Health professionals calling for smokers to die is perfectly acceptable.
In June, Jane DeVille-Almond, a nurse consultant to the NHS, said this on BBC radio.
After hearing such staggering lack of care for humanity from a nurse, a non-smoking but suitably shocked phone-in participant from Southend immediately reacted by asserting, quite correctly, "You should be struck off!"
Not surprising, then, that her sick proposal attracted complaints to the Nursing and Midwifery Council.
According to the NMC's code of conduct, all registered nurses are advised:
•You must treat people as individuals and respect their dignity
•You must not discriminate in any way against those in your care
•You must treat people kindly and considerately
One would assume that calling for smokers to be allowed to die contravenes all three of the above guidelines.
There is no dignity in being allowed to die by a prejudiced health professional. There is nothing kind and considerate in broadcasting to the nation, on a major radio channel, that smokers should be left to die because one disagrees with their personal choices.
And Jane DeVille-Almond, without shadow of a doubt, was actively encouraging discrimination towards her smoking employers (unless she declines smoker money, which of course she wouldn't).
However, the case was heard on Friday and promptly dismissed.
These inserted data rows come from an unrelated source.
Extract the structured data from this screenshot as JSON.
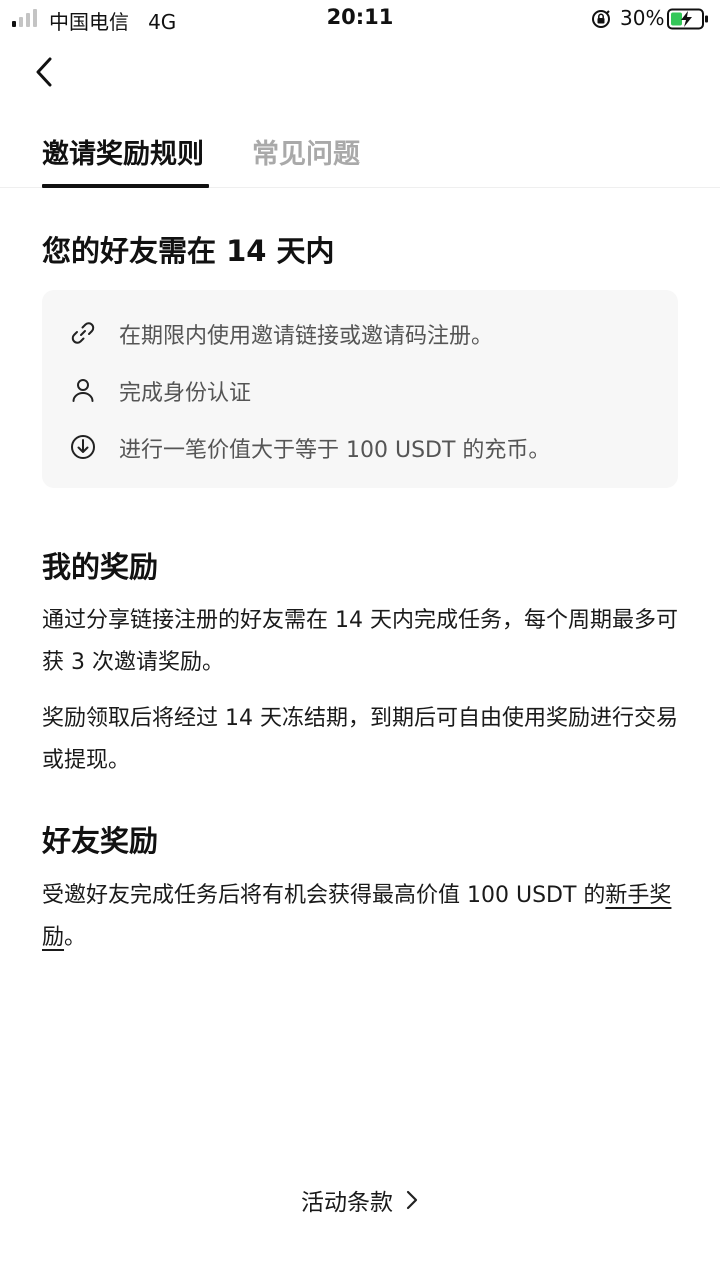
{
  "status_bar": {
    "carrier": "中国电信",
    "network": "4G",
    "time": "20:11",
    "battery": "30%"
  },
  "tabs": [
    {
      "label": "邀请奖励规则",
      "active": true
    },
    {
      "label": "常见问题",
      "active": false
    }
  ],
  "friend_task": {
    "title": "您的好友需在 14 天内",
    "steps": [
      {
        "icon": "link-icon",
        "text": "在期限内使用邀请链接或邀请码注册。"
      },
      {
        "icon": "user-icon",
        "text": "完成身份认证"
      },
      {
        "icon": "deposit-icon",
        "text": "进行一笔价值大于等于 100 USDT 的充币。"
      }
    ]
  },
  "my_reward": {
    "title": "我的奖励",
    "para1": "通过分享链接注册的好友需在 14 天内完成任务，每个周期最多可获 3 次邀请奖励。",
    "para2": "奖励领取后将经过 14 天冻结期，到期后可自由使用奖励进行交易或提现。"
  },
  "friend_reward": {
    "title": "好友奖励",
    "text": "受邀好友完成任务后将有机会获得最高价值 100 USDT 的",
    "link": "新手奖励",
    "tail": "。"
  },
  "footer": {
    "terms_label": "活动条款"
  },
  "colors": {
    "primary_text": "#111111",
    "inactive_tab": "#a9a9a9",
    "card_bg": "#f7f7f7",
    "battery_green": "#34c759"
  }
}
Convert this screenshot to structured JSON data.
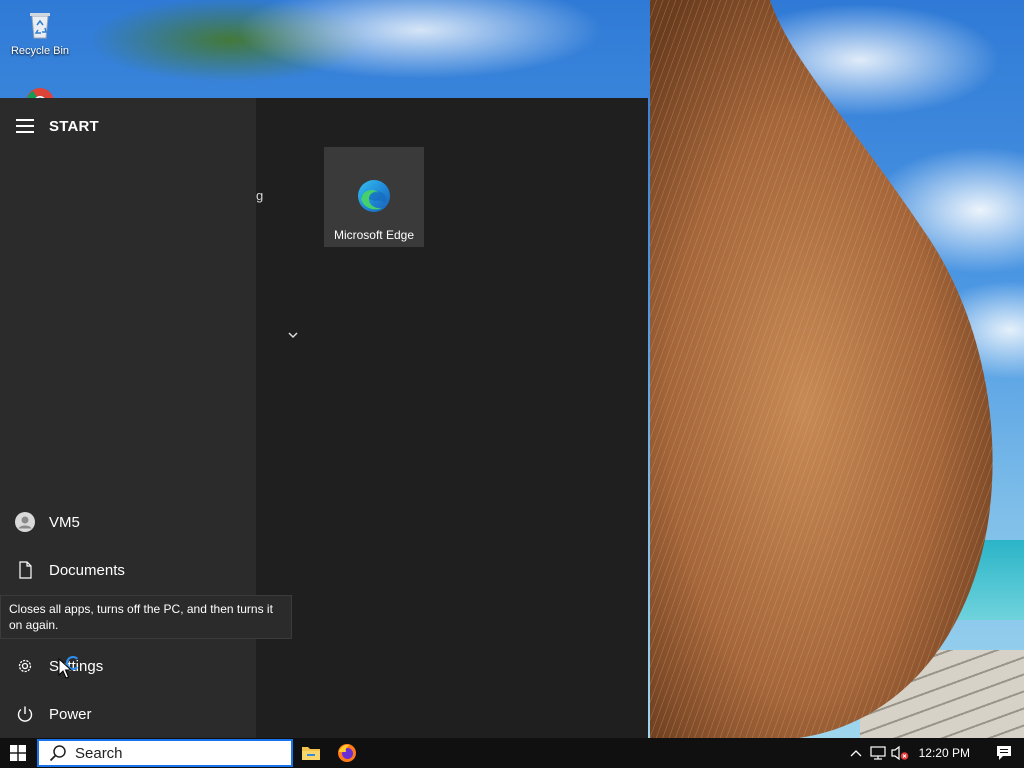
{
  "desktop": {
    "icons": [
      {
        "label": "Recycle Bin",
        "icon": "recycle-bin-icon"
      },
      {
        "label": "",
        "icon": "chrome-icon"
      }
    ]
  },
  "start_menu": {
    "title": "START",
    "user": "VM5",
    "documents": "Documents",
    "settings": "Settings",
    "power": "Power",
    "cut_text": "g",
    "tooltip": "Closes all apps, turns off the PC, and then turns it on again.",
    "tiles": [
      {
        "label": "Microsoft Edge",
        "icon": "edge-icon"
      }
    ]
  },
  "taskbar": {
    "search_placeholder": "Search",
    "apps": [
      "file-explorer-icon",
      "firefox-icon"
    ],
    "time": "12:20 PM",
    "accent": "#1a73e8"
  }
}
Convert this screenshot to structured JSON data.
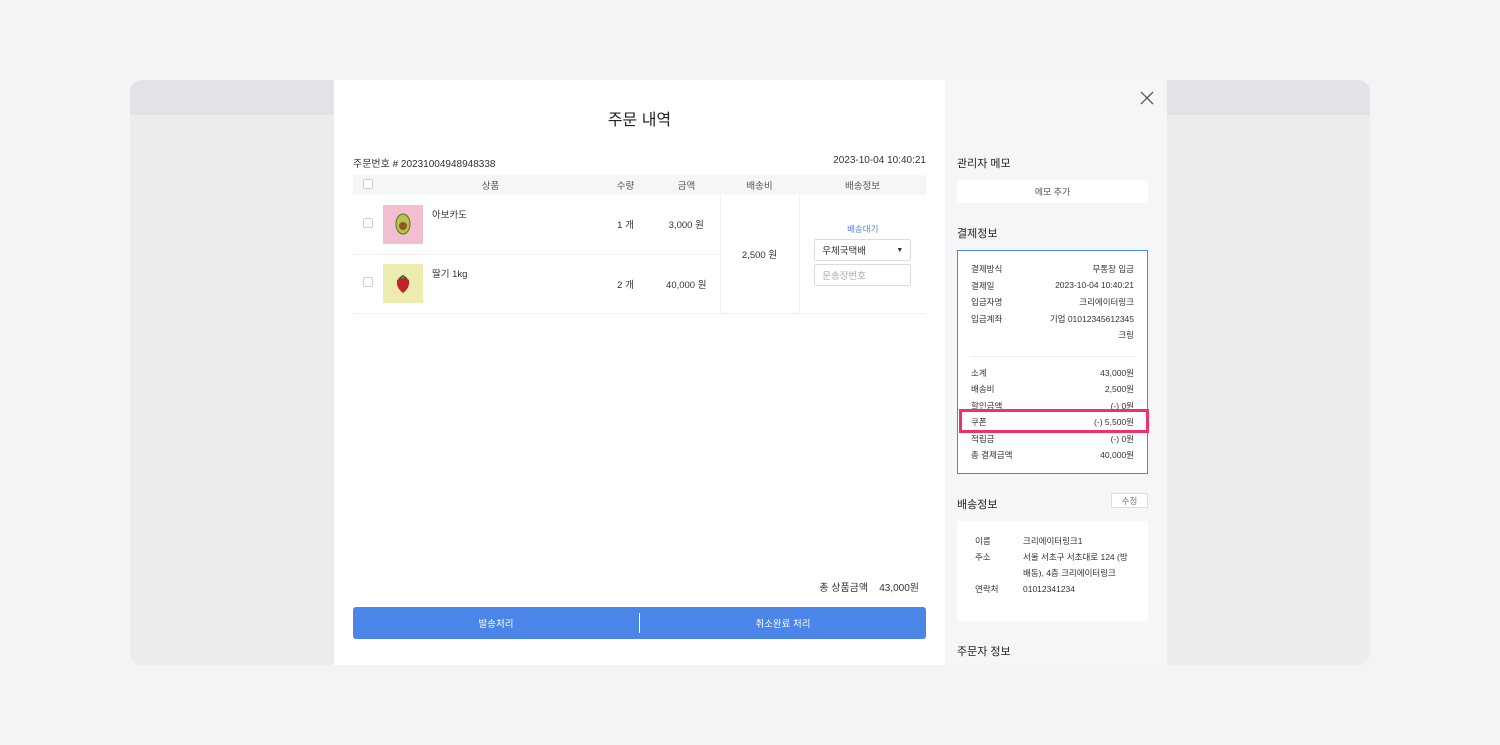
{
  "modal": {
    "title": "주문 내역",
    "order_number": "주문번호 # 20231004948948338",
    "order_datetime": "2023-10-04 10:40:21"
  },
  "table": {
    "headers": [
      "상품",
      "수량",
      "금액",
      "배송비",
      "배송정보"
    ],
    "items": [
      {
        "name": "아보카도",
        "qty": "1 개",
        "price": "3,000 원",
        "image": "avocado"
      },
      {
        "name": "딸기 1kg",
        "qty": "2 개",
        "price": "40,000 원",
        "image": "strawberry"
      }
    ],
    "shipping_fee": "2,500 원",
    "shipping_status": "배송대기",
    "courier": "우체국택배",
    "tracking_placeholder": "운송장번호"
  },
  "total_label": "총 상품금액",
  "total_value": "43,000원",
  "buttons": {
    "ship": "발송처리",
    "cancel": "취소완료 처리"
  },
  "side": {
    "memo_title": "관리자 메모",
    "memo_add": "메모 추가",
    "payment_title": "결제정보",
    "payment": [
      {
        "k": "결제방식",
        "v": "무통장 입금"
      },
      {
        "k": "결제일",
        "v": "2023-10-04 10:40:21"
      },
      {
        "k": "입금자명",
        "v": "크리에이터링크"
      },
      {
        "k": "입금계좌",
        "v": "기업 01012345612345"
      },
      {
        "k": "",
        "v": "크링"
      }
    ],
    "amounts": [
      {
        "k": "소계",
        "v": "43,000원"
      },
      {
        "k": "배송비",
        "v": "2,500원"
      },
      {
        "k": "할인금액",
        "v": "(-) 0원"
      },
      {
        "k": "쿠폰",
        "v": "(-) 5,500원"
      },
      {
        "k": "적립금",
        "v": "(-) 0원"
      },
      {
        "k": "총 결제금액",
        "v": "40,000원"
      }
    ],
    "shipping_title": "배송정보",
    "edit": "수정",
    "shipping": [
      {
        "k": "이름",
        "v": "크리에이터링크1"
      },
      {
        "k": "주소",
        "v": "서울 서초구 서초대로 124 (방배동), 4층 크리에이터링크"
      },
      {
        "k": "연락처",
        "v": "01012341234"
      }
    ],
    "orderer_title": "주문자 정보"
  },
  "colors": {
    "accent": "#4a86e8",
    "highlight": "#f0306a"
  }
}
The investigating committee panel has considered this referral and has decided there is no case to answer.
The panel’s reasons for this decision are:
The panel considered all the information before it and concluded that there was no information which would lead it to believe that there was a real prospect of a
finding of current impairment of fitness to practise by a Conduct and Competence Committee.
So there you have it. Hatred of smokers is perfectly acceptable in the nursing community. You can even broadcast that hate to the nation and promote the death of those whom you deem less worthy than you.
Best not tell them then. You can never know what these disgusting people will be sharpening behind your back.